I suppose there is something wrong with my reasoning Thanks and regards.
Hi Jumpy, The BS model takes the raw underlying price spot and adjusts this to create a forward price using both interest rates and dividends. If you are valuing index options where there are futures contracts and you do not know what the dividends are for the stocks in the index, then another way to price the options is by using the futures price instead of the index price as the underlying price input. If you assume that the markets are efficient then the futures price serves as a proxy for the index forward for the same expiration date.
Typically, you would use a different pricing model for this e. Black76 or other options on futures models. However, you can also "hack" the Black and Scholes model to do the same thing. To do this, you enter the front month futures price as the underlying price. Then, whatever rate you have as the interest rate, use this same rate in the dividend yield input.
Doing this keeps the raw futures price as the input to the model while still using the interest rate for discounting the option premium. For back month options, the offset I mentioned is the difference in forward price between the front month future and the next month future. This offset you can calculate by subtracting the next month future from the front month. This offset value is added to the underlying price to create the synthetic forward price for the month of options you are trying to evaluate. Let me know if this doesn't make sense.
Hi Peter, first of all thanks for all the info provided in your website. This is the link I use for the risk-free rate: Is it correct? If not, could you suggest a different data source? Note: sorry for my probably poor english, but I'm not a native english Thanks and regards. Hi Dean, You can trade both of these products using Interactive Brokers. I've emailed you also. Hi, Im looking to trade european style options like dax and nasdaq. Which broker provides the products. Can i see the options chain on the exchange website. Im a small investor and Im not interested in binary options.

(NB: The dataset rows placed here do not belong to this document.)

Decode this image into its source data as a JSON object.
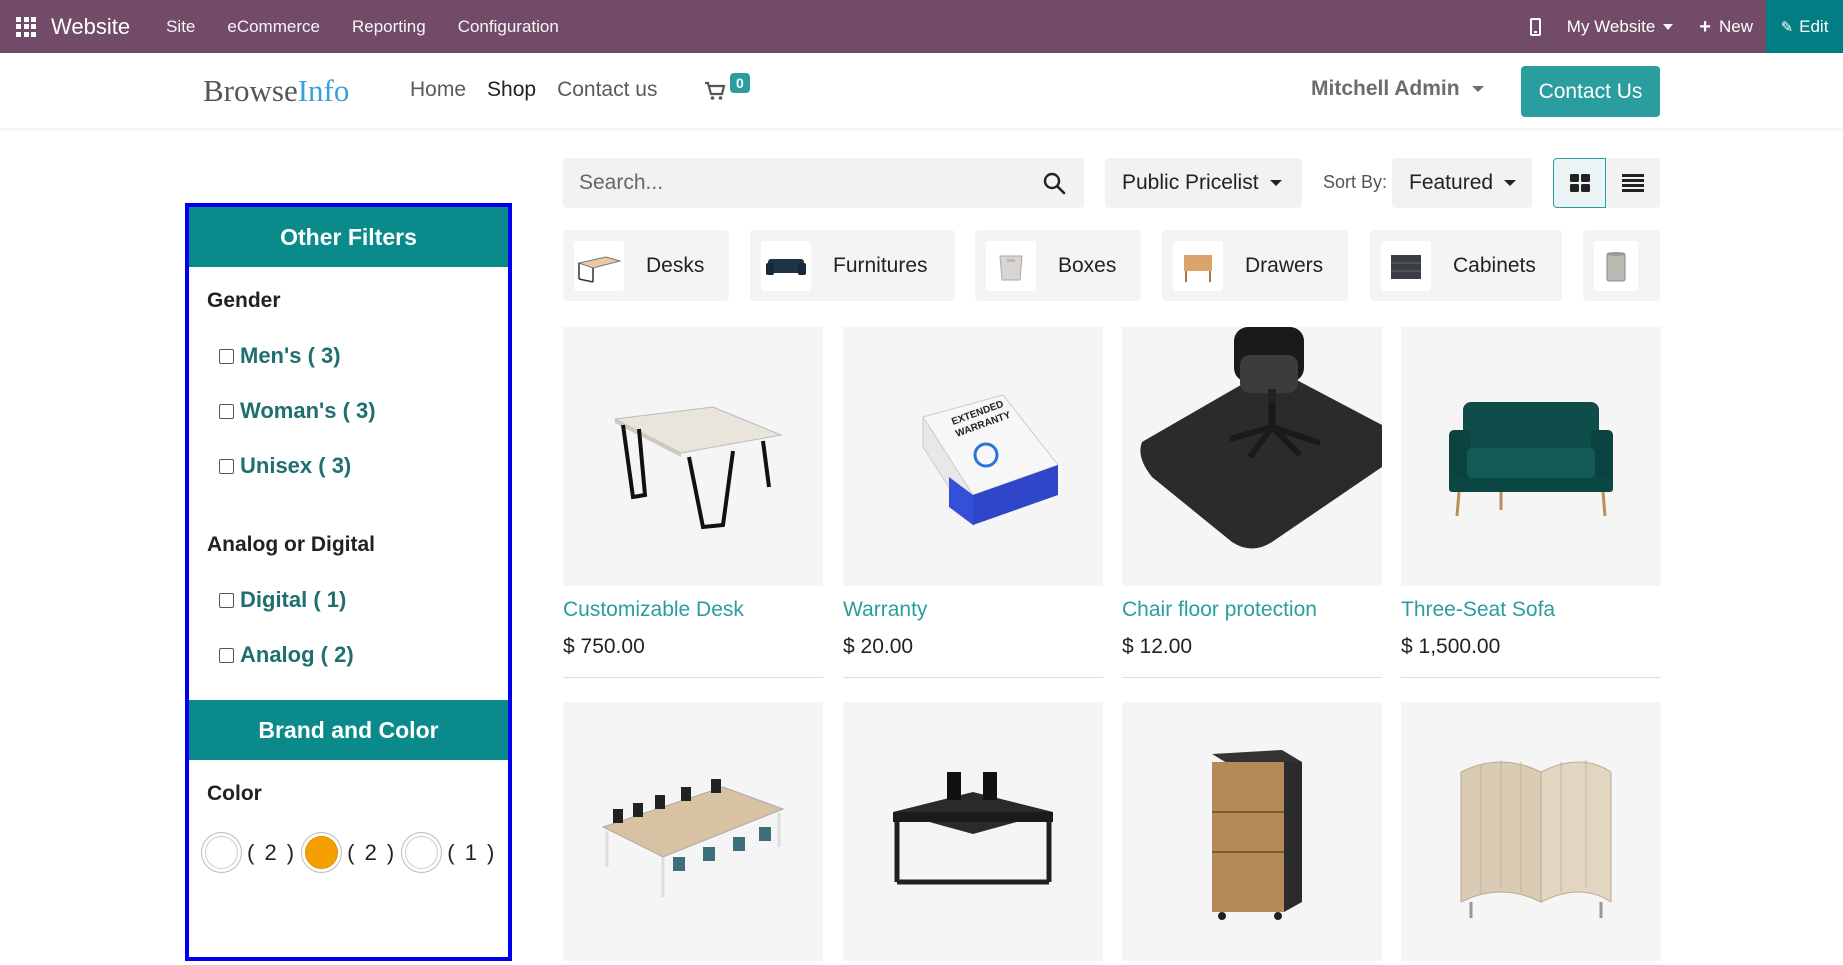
{
  "adminbar": {
    "brand": "Website",
    "menu": [
      "Site",
      "eCommerce",
      "Reporting",
      "Configuration"
    ],
    "website_selector": "My Website",
    "new_label": "New",
    "edit_label": "Edit"
  },
  "header": {
    "logo_part1": "Browse",
    "logo_part2": "Info",
    "nav": [
      "Home",
      "Shop",
      "Contact us"
    ],
    "active_nav": "Shop",
    "cart_count": "0",
    "user": "Mitchell Admin",
    "contact_button": "Contact Us"
  },
  "sidebar": {
    "section1_title": "Other Filters",
    "gender_label": "Gender",
    "gender_options": [
      "Men's ( 3)",
      "Woman's ( 3)",
      "Unisex ( 3)"
    ],
    "analog_label": "Analog or Digital",
    "analog_options": [
      "Digital ( 1)",
      "Analog ( 2)"
    ],
    "section2_title": "Brand and Color",
    "color_label": "Color",
    "colors": [
      {
        "hex": "#ffffff",
        "count": "( 2 )"
      },
      {
        "hex": "#f5a000",
        "count": "( 2 )"
      },
      {
        "hex": "#ffffff",
        "count": "( 1 )"
      }
    ]
  },
  "toolbar": {
    "search_placeholder": "Search...",
    "pricelist": "Public Pricelist",
    "sort_label": "Sort By:",
    "sort_value": "Featured"
  },
  "categories": [
    "Desks",
    "Furnitures",
    "Boxes",
    "Drawers",
    "Cabinets",
    ""
  ],
  "products": [
    {
      "name": "Customizable Desk",
      "price": "$ 750.00"
    },
    {
      "name": "Warranty",
      "price": "$ 20.00"
    },
    {
      "name": "Chair floor protection",
      "price": "$ 12.00"
    },
    {
      "name": "Three-Seat Sofa",
      "price": "$ 1,500.00"
    }
  ],
  "colors": {
    "admin_purple": "#714b67",
    "teal": "#2a9d9f",
    "edit_teal": "#017e84",
    "highlight_blue": "#0000ee"
  }
}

Can you please send me the details to my email address: [email removed ]. As soon as they are listed they have approximately one week until expiration.